Nairobi, 31 May 2022 – The Head of the African Development Bank Group, Dr. Akinwumi Adesina, will visit President Uhuru Kenyatta today at the start of a four-day official visit to Kenya.
Dr Adesina, who arrived in Nairobi this morning, will also meet other senior government officials, including the Cabinet Secretary, National Treasury and Planning, Ambassador Ukur Yatani Kanacho, who is also the Governor of the African Development Bank Group. development for Kenya.
Adesina will also meet with members of the diplomatic corps in Kenya and representatives of the Bank’s international development partner countries to discuss opportunities for continued collaboration.
Adesina will visit the Kenol-Sagana-Marua Highway Improvement Project, part of the Kenyan section of the Trans-African Highway from Cape Town to Cairo, which is being upgraded to facilitate intra-African trade.
The African Development Bank is co-financing the 84 km Kenyan section of the highway with 178 million euros. The other donors are the Africa Growing Together Fund (31 million euros) and the government of Kenya (49 million euros).
The Kenol-Sagana-Marua highway was a single-lane asphalt road. It is currently being transformed into a two-lane carriageway to facilitate traffic flow.
The African Development Bank’s Managing Director for Eastern Africa, Nnenna Nwabufo, said, “The road will reinforce the Kenyan government’s efforts to improve the quality of life of the Kenyan people.
It will reduce travel time, expand markets across national borders and boost rural productivity in the project regions.
It will also foster an enabling environment for the private sector and attract foreign direct investment.
The highway connects Nairobi to major commercial and agricultural towns in central, north-eastern and northern Kenya.
Scheduled to be completed in 2024, it will improve the flow of goods and services and boost trade between Kenya’s central and eastern counties and Nairobi.
The highway will facilitate regional integration as it will connect the Isiolo-Moyale Corridor, which connects Kenya to Ethiopia, as well as the Isiolo-Mandera Corridor, which connects Kenya to Somalia.
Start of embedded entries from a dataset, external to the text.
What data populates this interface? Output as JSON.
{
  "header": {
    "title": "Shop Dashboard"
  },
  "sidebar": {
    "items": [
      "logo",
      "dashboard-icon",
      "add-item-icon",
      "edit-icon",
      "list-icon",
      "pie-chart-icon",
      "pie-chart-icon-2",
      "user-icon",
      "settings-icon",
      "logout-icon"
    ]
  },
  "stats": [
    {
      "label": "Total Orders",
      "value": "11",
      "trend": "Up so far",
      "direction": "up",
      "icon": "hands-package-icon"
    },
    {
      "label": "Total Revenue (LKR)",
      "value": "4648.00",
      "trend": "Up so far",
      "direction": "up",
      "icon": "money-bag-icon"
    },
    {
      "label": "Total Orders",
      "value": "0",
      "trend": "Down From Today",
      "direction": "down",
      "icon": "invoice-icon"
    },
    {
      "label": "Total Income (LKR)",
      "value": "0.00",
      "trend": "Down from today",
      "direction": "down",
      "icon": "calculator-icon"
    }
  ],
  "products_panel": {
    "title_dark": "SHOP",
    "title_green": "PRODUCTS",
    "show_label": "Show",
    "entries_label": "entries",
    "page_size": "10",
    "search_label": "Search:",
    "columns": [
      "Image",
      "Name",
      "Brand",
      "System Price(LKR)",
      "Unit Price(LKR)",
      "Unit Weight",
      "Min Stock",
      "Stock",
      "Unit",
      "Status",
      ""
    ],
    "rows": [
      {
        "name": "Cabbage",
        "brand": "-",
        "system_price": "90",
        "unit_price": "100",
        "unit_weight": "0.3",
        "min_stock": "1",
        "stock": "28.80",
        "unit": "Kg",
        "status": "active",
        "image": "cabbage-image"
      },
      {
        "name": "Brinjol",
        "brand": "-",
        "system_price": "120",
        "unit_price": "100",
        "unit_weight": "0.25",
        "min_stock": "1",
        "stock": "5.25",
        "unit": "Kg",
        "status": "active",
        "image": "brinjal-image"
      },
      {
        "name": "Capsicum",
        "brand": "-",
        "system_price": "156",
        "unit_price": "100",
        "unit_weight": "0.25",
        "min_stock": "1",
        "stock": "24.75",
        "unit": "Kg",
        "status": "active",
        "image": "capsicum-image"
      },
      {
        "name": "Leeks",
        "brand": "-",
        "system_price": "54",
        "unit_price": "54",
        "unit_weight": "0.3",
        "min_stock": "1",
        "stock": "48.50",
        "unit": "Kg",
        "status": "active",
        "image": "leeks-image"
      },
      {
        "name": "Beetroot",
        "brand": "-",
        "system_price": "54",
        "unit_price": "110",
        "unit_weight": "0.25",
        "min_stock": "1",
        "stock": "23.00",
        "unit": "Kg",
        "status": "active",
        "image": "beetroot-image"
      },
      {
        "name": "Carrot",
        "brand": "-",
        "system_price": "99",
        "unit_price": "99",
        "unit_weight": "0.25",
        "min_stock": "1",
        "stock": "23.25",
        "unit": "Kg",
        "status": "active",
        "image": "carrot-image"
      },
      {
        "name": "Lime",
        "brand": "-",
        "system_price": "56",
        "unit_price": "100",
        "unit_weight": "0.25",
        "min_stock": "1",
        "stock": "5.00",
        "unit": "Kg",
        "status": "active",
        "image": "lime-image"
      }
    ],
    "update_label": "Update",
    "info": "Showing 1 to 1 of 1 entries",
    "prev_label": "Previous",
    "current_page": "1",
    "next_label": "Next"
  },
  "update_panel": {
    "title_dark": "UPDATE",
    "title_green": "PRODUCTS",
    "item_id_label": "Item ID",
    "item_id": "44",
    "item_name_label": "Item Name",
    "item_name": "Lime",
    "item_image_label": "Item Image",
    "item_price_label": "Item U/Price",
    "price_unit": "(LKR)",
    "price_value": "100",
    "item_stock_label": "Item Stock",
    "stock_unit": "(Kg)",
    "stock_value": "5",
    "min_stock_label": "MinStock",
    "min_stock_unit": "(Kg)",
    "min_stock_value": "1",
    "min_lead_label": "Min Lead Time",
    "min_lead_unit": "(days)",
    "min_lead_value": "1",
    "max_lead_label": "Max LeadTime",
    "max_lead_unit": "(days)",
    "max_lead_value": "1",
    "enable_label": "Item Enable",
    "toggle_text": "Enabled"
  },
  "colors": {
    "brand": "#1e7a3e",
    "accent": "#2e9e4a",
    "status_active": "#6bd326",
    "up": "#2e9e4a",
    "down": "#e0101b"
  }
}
The African Development Bank is also financing sections of these corridors.
The African Development Bank began its operations in Kenya in 1967. As of April 2022, it had committed a total of $6.3 billion to the country, mainly in the energy, transport, agriculture sectors and social services (health, education, water and sanitation) and in economic governance.